Tejashwi allowed the social justice platform to acquire more heft and breadth by speaking of economic justice to not only throw the net wider, but allow the slogan to evolve into a more durable one. Emboldened by the Left parties under his umbrella, the call was something with a shelf-life beyond the assembly elections, apart from forcing the incumbent BJP and Nitish to scramble and run a me-too campaign.
Across his 247 rallies, and often more than 15 hours a day in the only chopper that the RJD had, Tejashwi never denied his caste or the framing of his politics for what it was.
Needled continuously if he was leading an ‘M-Y combine’, he would patiently invoke the alphabet saying he had the “full A to Z with me”. On the other side of the divide, seeing clearly what social justice means to Bihar, the BJP did not think it wise to give up on Nitish Kumar in the campaign, saying constantly that he was the NDA’s chief minister candidate.
Nitish Kumar, the oldest of the Mandal leaders to hold office, had also deepened his hold by empowering and creating the Mahadalit category or the Extreme Backward Castes, promising them their due, both in terms of representation and empowerment.
There is no getting away from ‘social justice’, which has come to stay in Bihar’s politics.
For all the power of the BJP’s campaign, its unprecedented financial resources, the maximum Facebook ad-spend and 72,000 WhatsApp groups later, RJD remains not only the single-largest party but the only force that came within whispering distance of forming the government in Patna.
After 15 years of BJP-Nitish dominance and sushasan, the per-capita income is Rs 31,287 annually or one-third the national average, the literacy rate the third-lowest in the country, economic activity the lowest for such a big state, with manufacturing here just 1.3% of the country’s share. And according to the Periodic Labour Force Survey in 2018-19, well before the pandemic, unemployment in Bihar was 10.2%, nearly double that of the national average of 5.6%.
The scale of what needs to be done is evident.

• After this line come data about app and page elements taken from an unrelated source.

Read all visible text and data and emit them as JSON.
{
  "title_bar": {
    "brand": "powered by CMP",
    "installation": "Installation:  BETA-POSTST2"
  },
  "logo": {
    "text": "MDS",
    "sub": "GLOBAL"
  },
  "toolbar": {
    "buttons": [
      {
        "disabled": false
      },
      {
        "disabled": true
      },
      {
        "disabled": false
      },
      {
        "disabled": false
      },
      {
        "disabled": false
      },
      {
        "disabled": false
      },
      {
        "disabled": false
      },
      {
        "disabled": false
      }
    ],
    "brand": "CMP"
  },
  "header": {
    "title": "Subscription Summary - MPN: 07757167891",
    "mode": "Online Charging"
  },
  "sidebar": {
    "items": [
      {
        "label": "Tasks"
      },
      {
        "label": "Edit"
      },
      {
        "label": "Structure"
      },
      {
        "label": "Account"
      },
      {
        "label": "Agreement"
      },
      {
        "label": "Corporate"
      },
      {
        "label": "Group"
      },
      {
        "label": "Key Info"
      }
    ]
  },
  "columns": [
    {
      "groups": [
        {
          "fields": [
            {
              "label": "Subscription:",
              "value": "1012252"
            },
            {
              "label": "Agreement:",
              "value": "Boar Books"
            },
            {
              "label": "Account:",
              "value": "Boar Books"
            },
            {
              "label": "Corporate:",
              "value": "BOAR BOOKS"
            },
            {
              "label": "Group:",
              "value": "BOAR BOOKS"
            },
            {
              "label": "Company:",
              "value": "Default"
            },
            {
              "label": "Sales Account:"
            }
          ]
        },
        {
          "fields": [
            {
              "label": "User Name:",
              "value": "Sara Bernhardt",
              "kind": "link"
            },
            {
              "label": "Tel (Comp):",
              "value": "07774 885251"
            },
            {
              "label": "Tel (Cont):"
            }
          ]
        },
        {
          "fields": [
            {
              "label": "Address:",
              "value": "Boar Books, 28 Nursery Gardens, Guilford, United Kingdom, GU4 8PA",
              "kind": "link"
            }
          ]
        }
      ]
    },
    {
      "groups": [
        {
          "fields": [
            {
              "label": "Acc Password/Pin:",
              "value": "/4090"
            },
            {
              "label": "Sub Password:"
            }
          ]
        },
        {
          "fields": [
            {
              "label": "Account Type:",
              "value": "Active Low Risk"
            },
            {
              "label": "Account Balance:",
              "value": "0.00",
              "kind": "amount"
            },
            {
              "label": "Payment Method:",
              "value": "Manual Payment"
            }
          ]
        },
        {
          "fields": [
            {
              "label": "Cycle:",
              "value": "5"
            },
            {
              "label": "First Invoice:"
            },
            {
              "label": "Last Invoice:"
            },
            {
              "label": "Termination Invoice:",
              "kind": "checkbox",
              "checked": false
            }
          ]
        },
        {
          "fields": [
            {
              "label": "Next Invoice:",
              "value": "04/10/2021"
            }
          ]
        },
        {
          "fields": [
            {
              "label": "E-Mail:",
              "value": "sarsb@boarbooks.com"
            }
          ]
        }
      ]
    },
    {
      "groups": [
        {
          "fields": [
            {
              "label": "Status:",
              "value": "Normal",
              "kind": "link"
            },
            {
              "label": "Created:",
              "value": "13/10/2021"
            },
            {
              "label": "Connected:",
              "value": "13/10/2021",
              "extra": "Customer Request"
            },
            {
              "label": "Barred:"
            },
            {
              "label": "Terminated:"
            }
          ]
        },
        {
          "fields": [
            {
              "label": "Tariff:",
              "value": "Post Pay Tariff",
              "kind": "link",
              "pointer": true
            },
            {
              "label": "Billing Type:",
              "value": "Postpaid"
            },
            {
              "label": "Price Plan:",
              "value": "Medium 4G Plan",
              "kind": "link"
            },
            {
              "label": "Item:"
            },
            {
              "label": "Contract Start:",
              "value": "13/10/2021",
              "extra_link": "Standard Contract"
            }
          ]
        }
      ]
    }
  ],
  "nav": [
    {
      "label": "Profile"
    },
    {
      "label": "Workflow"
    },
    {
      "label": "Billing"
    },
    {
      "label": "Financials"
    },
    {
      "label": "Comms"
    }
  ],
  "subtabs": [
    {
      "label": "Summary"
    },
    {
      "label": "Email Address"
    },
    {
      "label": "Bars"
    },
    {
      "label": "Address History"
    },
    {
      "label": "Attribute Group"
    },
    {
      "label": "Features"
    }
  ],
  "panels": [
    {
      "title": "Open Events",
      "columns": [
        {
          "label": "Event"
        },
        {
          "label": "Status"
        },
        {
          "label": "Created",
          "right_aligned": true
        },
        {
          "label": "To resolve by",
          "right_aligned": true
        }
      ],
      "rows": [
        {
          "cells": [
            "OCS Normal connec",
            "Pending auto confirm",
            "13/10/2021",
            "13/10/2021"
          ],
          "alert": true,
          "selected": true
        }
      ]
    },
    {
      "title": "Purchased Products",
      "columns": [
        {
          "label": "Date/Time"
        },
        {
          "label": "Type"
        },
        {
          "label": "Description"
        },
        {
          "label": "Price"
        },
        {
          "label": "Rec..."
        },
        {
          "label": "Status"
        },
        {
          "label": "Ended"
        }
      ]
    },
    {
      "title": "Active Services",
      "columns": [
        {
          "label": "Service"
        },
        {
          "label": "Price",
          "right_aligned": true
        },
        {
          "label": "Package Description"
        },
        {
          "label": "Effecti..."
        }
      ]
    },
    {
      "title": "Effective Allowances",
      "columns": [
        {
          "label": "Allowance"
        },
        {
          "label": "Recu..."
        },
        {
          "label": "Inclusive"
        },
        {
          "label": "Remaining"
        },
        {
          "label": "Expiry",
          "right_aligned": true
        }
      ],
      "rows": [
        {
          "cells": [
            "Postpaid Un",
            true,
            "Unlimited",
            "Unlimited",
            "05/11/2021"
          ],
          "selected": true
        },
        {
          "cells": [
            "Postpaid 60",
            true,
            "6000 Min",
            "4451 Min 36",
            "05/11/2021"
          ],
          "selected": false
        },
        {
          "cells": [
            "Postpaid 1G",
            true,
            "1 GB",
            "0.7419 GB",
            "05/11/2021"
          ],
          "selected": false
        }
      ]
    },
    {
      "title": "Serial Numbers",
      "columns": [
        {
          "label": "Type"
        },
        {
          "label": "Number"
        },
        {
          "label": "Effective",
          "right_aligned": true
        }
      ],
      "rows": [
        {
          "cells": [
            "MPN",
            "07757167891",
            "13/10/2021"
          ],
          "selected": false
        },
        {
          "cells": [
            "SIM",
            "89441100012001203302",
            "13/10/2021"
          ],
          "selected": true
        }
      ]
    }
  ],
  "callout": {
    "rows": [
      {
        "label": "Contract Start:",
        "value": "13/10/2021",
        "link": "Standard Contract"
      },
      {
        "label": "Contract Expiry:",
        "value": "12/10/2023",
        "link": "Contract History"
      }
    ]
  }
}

State authorities say 23.6 lakh migrants have returned to 32 districts of Bihar during the pandemic and this has only worsened the situation. If here, despite the din raised by the ruling party to invoke boasts over Ayodhya or Article 370, the slogans raised unequivocally by Tejashwi for “padhaai, kamai, dawai, sichai” (education, earning, medicine and irrigation) can keep snapping at the well-heeled, then at least Social Justice 2.5 may well be around the corner.
Social justice has miles to go to get to Social Justice 3.0 and learn from its advanced southern version, in Tamil Nadu, Karnataka or Kerala, where the push upwards of backward castes, first via social reform movements, led to a demand for more representation and eventually to more direct material benefits for the majority of the population and remarkable human development indices.
The feisty scholar Jeffrey Witsoe’s much discussed book from 2013, Democracy Against Development, has explored the innards of social justice in the state and what the thirst for representation and ‘development’ means, their intersections, accommodations and clashes in Bihar.
It is clear how much of the “silent revolution” is yet to get a voice, and there is much more work to be done.
Seema Chishti is a writer-journalist based in New Delhi.